At a conference at which I was speaking, I posed the question how many of you in the audience chose procurement as a profession? Specifically, did you consciously say I want to be in purchasing or, did you just sort of fall into it?
Not surprisingly, the vast majority indicated that they just sort of ended up in purchasing as opposed to choosing it as a career.
I then asked, if you had to do it all over again, how many would have made the decision to pursue another career path. Or to put it another way, how many would have made the decision to chose a career other than procurement.
50% responded that they would in fact have pursued a career path other than procurement.
What is even more notable, is that the response was almost identical with another audience of similar size, during a different session.
While somewhat surprising, the above revelations were also quite disconcerting.
In an effort to get a better understanding of what this 50% actually means, I did some research into what I will call the discontentment factor, in other professions.

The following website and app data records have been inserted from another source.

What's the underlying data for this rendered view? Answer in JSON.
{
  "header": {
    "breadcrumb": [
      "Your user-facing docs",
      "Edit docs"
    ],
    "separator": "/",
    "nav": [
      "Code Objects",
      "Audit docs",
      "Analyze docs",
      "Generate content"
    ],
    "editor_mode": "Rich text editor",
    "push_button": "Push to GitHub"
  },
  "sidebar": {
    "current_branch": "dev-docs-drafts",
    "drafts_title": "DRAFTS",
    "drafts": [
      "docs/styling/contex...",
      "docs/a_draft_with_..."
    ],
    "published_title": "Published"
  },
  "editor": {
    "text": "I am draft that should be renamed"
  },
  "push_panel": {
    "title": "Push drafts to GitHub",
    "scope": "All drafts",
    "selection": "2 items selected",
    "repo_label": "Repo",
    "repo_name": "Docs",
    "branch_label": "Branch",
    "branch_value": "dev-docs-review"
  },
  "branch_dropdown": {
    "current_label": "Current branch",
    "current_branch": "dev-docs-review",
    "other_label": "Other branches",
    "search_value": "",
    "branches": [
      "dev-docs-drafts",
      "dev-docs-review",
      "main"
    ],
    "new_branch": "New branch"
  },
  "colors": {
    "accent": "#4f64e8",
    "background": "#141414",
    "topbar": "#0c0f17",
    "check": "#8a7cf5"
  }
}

For example, a January 11th, 2015 Forbes article titled 1 In 4 New Doctors Would Change Careers If They Could Start Over, reported that 25% of new physicians would choose another field if they could. The reason given as being “paramount” for their second thoughts, centered around whether or not they would “have a life” outside of the profession.
In addition to the above findings, the article also refers to a 2015 survey of residents in their final year, in which said residents indicated that they would rather go for the security of a 9 to 5 employment position with a salary, as opposed to launching their own private practices.
Given that procurement professionals are for the most part working in a 9 to 5 capacity and, have an employment salary, the 50% figure is even more perplexing.
If job security is not the issue with procurement pros, then what is?
When I asked those in the audience why they would choose a different career path, one of the more prevalent answers I received was the feeling that their contributions did not make a difference. There were also those from within the public sector who expressed frustration with the bureaucracy that, for the most part, prevented them from doing what they believed was the best job possible.
Once again, a certain level of job dissatisfaction within any sector is nothing new. However, the 50% number should be of concern to those occupying the executive suite both within, and external to the procurement industry. After all, it is hard to operate at maximum capacity when half your team is disenchanted and/or disengaged.
Besides ascertaining if there is a general malaise across the board -or if the response was an unusual blip that was confined to these specific audiences, another important question that needs to be asked (and answered) is simply this; what has to be done going forward?
This is a particularly important question given the up and coming generation’s mobility i.e. willingness to change jobs or even careers.
The fact is that if 50% of those in our profession regret their being in it, industry leaders have to find a way to either reengage and re-energize this group, or move to replace them. Of course the latter only makes sense if in replacing them, they understand why the other 50% are satisfied with their career choice, and seek to hire those who fall into this category.